Wednesday, 1 April 2009
I haven't been at this place for so long that I hardly know my way around it anymore... Well, I won't bore you with a bunch of lame excuses and only state the most exciting one: an overseas trip, first and foremost to attend the christening of my ueber cute nephew no. 2 in Germany (as aunt and godmother, I did bake a few things but sadly, no pictures), and secondly to visit Cambodia on the way back.
In preparation of our trip, I spent quite some time reading our guide book and agonizing over where to go - quite a difficult question when all you've got is a mere week to cover such an amazing country. Pretty high up on my list of priorities was taking a cooking class in traditional Khmer cuisine. Thus on a very sunny and hot morning, T and I walked towards the aptly named restaurant 'Smokin' Pot' in the laid-back country town of Battambang. None of us had ever attended a cooking class before, so we didn't really know what to expect. However, we had eaten at the restaurant the previous night so we knew that the chef's secrets were worth knowing.
The half-day course starts off with a trip to the market. Like chicks running after their hen, we follow our teacher Vannak - one would be lost without a local in this buzzing frenzy. We see all sorts of oddities like hard-boiled eggs cured in salt and ashes or little tubes filled with fermented fish paste and a whole chili. Cambodians, Vannak explains, like to eat this as a snack while traveling on the bus for example. 'Don't try this yourself', he warns us, 'we Cambodians develop a strong stomach.' Another popular snack that I've also seen in the Philippines, is hard-boiled duck eggs - or to be precise, a hard-boiled duck chick, eaten with a spoon right out of the shell, feathers and all. Needless to say, none of us is keen to try that one.
Back at the restaurant, professional equipment is already waiting for each of us: a big round chopping board, an impressive looking knife, and a pestle and mortar. Whilst Vannak explains the three dishes we're going to make, the kitchen staff washes and trims our ingredients so we won't have to work very hard.

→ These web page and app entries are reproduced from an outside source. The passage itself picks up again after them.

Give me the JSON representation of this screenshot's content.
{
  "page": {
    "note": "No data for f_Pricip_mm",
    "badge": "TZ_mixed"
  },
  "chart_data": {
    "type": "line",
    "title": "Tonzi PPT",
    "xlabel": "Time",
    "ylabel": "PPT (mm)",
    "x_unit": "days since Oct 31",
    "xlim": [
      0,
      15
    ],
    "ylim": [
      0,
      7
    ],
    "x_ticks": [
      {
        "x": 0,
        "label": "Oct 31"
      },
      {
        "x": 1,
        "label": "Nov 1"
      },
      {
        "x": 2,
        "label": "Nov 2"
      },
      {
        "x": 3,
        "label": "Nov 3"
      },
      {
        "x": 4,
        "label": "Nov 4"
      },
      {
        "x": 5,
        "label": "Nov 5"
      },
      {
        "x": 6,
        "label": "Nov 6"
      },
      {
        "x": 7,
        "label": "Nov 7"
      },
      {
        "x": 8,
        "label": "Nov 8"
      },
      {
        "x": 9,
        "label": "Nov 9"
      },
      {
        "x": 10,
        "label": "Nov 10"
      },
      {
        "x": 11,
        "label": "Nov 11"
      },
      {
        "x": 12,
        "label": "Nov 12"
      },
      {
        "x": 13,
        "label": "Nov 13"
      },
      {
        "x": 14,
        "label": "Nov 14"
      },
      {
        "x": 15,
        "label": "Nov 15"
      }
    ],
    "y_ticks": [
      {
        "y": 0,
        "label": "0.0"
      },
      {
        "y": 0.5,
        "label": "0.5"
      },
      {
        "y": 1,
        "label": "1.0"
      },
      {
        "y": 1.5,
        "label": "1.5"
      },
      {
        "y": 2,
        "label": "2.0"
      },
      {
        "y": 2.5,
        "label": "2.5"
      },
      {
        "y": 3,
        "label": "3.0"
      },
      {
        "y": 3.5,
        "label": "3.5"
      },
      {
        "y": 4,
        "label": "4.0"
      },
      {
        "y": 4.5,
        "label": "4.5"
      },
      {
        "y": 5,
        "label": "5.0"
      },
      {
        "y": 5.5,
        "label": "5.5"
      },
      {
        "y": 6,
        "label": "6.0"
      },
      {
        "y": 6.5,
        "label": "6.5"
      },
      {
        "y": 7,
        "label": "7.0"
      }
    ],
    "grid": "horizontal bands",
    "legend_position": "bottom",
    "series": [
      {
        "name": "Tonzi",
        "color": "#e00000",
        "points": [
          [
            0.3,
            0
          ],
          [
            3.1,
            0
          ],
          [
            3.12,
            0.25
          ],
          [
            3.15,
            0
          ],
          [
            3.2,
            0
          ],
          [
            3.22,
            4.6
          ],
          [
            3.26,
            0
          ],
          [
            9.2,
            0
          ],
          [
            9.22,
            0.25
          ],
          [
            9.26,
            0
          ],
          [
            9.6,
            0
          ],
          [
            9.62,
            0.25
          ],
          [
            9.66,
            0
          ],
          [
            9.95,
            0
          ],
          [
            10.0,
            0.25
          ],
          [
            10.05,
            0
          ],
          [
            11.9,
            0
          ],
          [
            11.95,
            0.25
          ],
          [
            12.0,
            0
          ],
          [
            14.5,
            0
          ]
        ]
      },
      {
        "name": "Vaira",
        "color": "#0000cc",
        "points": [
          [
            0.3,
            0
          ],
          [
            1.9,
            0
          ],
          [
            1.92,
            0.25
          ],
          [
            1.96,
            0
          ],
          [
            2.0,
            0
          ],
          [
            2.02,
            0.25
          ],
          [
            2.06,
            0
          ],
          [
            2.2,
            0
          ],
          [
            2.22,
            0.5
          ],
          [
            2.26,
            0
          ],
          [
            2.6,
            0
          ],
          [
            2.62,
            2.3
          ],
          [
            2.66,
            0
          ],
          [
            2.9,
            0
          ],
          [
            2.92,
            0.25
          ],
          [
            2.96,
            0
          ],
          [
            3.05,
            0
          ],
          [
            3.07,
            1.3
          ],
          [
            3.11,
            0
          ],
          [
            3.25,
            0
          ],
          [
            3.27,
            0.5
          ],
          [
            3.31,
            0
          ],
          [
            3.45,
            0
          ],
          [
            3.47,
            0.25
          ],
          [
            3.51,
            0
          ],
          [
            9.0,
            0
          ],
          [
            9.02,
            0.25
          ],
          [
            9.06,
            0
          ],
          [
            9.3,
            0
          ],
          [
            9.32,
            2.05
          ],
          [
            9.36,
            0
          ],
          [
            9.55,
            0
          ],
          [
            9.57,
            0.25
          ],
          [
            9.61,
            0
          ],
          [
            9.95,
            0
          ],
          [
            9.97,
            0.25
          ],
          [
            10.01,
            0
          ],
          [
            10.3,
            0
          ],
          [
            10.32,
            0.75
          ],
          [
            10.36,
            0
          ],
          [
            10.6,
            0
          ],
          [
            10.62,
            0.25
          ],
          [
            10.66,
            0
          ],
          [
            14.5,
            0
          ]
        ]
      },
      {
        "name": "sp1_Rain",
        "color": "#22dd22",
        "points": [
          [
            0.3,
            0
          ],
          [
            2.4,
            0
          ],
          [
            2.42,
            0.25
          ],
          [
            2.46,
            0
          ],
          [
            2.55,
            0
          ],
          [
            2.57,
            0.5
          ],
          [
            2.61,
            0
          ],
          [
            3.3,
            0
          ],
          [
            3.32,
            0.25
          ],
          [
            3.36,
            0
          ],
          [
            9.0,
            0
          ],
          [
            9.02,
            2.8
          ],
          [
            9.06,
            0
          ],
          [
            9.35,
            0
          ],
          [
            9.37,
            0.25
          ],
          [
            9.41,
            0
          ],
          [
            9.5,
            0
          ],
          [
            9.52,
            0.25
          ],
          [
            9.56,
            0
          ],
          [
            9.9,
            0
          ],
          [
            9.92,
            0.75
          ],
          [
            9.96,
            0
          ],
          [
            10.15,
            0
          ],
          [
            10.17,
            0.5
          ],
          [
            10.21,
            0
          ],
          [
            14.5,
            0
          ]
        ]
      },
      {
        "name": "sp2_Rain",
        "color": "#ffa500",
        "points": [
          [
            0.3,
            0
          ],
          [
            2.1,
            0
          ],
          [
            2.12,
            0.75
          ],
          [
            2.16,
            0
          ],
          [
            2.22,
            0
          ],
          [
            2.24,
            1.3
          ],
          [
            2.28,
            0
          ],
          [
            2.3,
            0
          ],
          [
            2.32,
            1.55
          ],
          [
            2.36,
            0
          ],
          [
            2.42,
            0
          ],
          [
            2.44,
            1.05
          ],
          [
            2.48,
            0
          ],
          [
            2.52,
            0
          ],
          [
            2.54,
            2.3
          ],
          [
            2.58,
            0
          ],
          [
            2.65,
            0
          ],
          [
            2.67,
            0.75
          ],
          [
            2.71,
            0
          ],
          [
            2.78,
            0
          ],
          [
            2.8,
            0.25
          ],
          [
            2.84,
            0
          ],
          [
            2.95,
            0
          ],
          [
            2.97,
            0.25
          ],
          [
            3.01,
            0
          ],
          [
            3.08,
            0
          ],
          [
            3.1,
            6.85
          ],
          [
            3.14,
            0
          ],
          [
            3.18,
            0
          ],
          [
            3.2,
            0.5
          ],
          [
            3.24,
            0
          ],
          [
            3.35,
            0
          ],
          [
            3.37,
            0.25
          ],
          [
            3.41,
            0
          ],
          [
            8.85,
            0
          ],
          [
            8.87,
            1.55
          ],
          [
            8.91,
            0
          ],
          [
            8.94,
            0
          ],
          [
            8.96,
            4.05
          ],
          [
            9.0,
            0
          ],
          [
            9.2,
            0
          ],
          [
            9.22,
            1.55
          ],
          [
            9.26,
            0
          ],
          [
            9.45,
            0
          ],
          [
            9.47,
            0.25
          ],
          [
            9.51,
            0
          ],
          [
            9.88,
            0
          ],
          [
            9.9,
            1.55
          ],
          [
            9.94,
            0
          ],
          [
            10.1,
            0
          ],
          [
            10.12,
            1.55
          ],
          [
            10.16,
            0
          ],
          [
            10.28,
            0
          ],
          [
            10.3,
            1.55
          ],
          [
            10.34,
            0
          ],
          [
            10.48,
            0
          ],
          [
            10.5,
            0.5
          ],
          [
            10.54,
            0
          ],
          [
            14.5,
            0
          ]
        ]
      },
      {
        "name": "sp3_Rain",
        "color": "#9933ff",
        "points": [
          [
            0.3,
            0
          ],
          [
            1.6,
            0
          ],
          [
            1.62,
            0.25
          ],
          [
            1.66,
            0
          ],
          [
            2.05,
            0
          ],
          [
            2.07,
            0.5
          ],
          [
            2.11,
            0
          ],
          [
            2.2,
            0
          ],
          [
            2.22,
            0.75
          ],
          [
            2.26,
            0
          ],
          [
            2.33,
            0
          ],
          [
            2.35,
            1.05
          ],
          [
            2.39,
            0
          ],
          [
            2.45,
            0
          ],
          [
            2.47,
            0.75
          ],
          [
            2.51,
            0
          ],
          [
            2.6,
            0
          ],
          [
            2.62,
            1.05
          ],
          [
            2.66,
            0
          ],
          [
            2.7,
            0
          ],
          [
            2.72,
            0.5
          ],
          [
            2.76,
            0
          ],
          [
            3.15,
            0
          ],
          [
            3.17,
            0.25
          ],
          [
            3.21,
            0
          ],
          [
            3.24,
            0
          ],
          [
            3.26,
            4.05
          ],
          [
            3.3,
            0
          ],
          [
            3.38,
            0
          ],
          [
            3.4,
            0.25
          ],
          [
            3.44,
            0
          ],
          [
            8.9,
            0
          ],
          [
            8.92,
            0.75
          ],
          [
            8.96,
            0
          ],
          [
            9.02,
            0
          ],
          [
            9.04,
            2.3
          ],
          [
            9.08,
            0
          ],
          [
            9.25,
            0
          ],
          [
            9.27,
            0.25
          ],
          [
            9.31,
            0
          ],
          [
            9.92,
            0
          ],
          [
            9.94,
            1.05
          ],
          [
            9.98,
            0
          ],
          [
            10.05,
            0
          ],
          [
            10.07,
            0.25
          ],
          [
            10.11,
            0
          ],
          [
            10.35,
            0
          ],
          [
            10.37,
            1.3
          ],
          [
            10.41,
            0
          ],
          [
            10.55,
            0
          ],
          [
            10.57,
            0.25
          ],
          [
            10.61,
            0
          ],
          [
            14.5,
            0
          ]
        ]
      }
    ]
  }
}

However, Vannak does take his job seriously and from now on tells us in rapid, short commands what to do: 'Skin remove!' - that's for the ginger-like galangal. 'Chop into 3cm-pieces' - that's for the snake beans. And before we know it, we're already pounding away in our heavy-duty mortars to get a smooth spice paste for Cambodia's most famous dish: a mild curry called Amok that we make with fish and vegetables. To my great surprise, once the prep work is done, the actual cooking time is very short. After the fish curry, we also make stir-fried beef - lok lak - with salad and a dipping sauce and to finish, hot and sour soup with chicken. Unlike western cuisine, in Cambodia the soup comes as the last course thus bringing all the flavours together. And there's always room for some soup, Vannak says. However, there's no way I can finish three mains in a row - no matter how good it tastes. So I'm all the more happy when Vannak gives out small folders with a bunch of recipes from his restaurant - we will be able to recreate our Cambodian experience at home!